===== Records supplied

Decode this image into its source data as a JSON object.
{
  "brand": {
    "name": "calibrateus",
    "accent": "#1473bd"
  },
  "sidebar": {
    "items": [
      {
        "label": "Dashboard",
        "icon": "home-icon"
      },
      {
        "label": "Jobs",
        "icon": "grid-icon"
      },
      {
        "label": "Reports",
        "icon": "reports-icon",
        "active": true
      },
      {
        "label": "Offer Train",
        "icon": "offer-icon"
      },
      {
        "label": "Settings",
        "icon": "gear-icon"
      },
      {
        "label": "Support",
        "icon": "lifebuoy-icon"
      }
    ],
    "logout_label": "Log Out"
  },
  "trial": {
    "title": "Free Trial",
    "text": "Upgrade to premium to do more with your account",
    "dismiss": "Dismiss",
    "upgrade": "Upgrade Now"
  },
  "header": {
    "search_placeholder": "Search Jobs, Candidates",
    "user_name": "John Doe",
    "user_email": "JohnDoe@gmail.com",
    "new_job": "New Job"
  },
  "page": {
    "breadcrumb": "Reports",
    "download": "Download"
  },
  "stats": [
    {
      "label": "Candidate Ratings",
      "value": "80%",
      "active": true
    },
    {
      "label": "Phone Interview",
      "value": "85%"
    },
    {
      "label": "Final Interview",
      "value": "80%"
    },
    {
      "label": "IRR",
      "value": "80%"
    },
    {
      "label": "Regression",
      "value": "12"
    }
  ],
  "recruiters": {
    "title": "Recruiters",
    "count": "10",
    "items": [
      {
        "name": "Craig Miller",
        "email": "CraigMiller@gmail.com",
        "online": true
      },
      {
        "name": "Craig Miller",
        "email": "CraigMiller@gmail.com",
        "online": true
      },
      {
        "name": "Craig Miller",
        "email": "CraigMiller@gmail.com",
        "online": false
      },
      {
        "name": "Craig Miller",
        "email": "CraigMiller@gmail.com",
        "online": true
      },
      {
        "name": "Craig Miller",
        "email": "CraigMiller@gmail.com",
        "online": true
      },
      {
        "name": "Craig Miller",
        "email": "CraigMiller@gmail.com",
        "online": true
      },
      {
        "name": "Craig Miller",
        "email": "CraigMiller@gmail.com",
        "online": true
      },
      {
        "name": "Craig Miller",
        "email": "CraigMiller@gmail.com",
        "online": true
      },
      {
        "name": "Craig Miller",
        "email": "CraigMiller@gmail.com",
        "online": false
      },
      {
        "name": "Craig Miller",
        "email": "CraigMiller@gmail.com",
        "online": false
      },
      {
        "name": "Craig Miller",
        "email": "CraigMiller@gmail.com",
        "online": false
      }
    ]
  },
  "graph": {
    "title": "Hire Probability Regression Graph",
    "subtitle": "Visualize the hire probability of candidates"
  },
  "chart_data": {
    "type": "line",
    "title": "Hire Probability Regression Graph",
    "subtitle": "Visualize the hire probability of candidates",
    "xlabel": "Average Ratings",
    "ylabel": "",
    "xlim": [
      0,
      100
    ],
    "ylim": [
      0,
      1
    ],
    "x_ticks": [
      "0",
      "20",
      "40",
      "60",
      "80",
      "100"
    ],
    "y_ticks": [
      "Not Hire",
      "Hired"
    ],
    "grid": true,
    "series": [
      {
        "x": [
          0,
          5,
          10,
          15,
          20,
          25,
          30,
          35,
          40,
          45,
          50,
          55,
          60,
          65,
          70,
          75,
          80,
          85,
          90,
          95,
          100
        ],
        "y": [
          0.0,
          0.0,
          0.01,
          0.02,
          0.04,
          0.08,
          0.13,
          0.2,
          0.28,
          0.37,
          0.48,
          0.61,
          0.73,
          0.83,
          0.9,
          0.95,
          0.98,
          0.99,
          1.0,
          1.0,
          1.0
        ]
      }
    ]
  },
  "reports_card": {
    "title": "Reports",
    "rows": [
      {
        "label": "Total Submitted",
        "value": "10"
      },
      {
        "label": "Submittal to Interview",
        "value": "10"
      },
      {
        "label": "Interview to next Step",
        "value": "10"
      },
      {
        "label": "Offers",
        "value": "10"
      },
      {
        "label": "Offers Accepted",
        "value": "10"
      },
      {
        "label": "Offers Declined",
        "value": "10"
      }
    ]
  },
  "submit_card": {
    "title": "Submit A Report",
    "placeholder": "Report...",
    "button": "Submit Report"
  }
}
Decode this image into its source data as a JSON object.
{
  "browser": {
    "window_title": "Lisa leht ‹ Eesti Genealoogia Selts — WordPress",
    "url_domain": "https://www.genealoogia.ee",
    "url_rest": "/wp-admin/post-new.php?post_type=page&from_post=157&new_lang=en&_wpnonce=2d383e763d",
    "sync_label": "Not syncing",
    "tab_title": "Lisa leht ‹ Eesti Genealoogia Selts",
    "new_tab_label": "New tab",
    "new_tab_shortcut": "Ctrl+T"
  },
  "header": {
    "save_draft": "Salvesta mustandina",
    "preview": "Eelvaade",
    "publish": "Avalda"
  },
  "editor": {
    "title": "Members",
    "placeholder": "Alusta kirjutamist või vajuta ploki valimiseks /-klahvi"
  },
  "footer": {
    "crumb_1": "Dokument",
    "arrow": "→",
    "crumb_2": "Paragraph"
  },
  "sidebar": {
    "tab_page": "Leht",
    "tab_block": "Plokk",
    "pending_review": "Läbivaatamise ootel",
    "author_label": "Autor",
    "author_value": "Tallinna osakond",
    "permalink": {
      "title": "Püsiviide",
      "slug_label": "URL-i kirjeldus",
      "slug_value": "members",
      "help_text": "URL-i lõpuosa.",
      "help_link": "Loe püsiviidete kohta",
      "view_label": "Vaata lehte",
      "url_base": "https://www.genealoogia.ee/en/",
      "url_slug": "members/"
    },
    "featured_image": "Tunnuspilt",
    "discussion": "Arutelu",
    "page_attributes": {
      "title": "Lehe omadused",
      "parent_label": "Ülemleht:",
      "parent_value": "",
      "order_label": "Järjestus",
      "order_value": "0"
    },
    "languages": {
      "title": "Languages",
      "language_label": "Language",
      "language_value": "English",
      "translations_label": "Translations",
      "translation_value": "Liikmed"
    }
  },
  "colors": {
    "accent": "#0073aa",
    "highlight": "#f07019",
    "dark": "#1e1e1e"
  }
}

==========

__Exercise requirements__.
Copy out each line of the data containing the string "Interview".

__Reply to the task__.
      "label": "Phone Interview",
      "label": "Final Interview",
        "label": "Submittal to Interview",
        "label": "Interview to next Step",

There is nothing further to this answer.